|International Classification||H04L12/28, H04L12/66|
|Cooperative Classification||H04L65/1069, H04L65/80, H04L47/2475, H04L47/2416, H04L47/10, H04L29/06027, H04L47/38|
|European Classification||H04L47/24H, H04L47/24B, H04L47/10, H04L47/38, H04L29/06C2, H04L29/06M8, H04L29/06M2S1|
|Dec 14, 2005||AS||Assignment|
Owner name: GENERAL INSTRUMENT CORPORATION, PENNSYLVANIA
Free format text: ASSIGNMENT OF ASSIGNORS INTEREST;ASSIGNOR:STEIN, ROBERT C.;REEL/FRAME:017374/0176
Effective date: 20051208
|Jul 9, 2013||AS||Assignment|
Owner name: GENERAL INSTRUMENT HOLDINGS, INC., CALIFORNIA
Free format text: ASSIGNMENT OF ASSIGNORS INTEREST;ASSIGNOR:GENERAL INSTRUMENT CORPORATION;REEL/FRAME:030764/0575
Effective date: 20130415
Owner name: MOTOROLA MOBILITY LLC, ILLINOIS
Free format text: ASSIGNMENT OF ASSIGNORS INTEREST;ASSIGNOR:GENERAL INSTRUMENT HOLDINGS, INC.;REEL/FRAME:030866/0113
Effective date: 20130528
|Nov 20, 2014||AS||Assignment|

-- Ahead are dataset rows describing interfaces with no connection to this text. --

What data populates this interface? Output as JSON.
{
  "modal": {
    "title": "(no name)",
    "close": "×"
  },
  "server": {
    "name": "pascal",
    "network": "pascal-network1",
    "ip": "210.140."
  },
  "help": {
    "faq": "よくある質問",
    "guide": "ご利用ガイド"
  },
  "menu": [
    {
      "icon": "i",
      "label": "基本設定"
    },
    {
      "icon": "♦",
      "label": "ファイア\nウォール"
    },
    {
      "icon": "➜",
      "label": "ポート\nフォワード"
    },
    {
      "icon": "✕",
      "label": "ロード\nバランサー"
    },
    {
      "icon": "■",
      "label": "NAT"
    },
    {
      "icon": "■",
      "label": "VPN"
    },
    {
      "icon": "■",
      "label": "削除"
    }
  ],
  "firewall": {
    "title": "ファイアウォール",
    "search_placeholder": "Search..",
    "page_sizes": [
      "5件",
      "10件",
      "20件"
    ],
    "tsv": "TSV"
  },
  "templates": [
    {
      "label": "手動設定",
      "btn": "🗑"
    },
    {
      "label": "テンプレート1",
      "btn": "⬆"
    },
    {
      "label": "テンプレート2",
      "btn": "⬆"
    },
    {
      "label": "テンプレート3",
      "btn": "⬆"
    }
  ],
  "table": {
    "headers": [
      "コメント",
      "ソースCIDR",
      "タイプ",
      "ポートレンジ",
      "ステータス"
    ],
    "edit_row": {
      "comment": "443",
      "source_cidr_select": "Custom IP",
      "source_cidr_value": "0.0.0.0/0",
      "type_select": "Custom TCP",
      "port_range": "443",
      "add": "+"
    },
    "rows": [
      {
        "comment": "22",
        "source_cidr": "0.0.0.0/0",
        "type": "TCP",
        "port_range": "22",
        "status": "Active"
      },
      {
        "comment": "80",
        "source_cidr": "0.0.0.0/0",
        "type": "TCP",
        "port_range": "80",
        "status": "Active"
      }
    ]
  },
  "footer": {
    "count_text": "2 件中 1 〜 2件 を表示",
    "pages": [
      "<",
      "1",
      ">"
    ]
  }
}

Owner name: GOOGLE TECHNOLOGY HOLDINGS LLC, CALIFORNIA
Free format text: ASSIGNMENT OF ASSIGNORS INTEREST;ASSIGNOR:MOTOROLA MOBILITY LLC;REEL/FRAME:034347/0001
Effective date: 20141028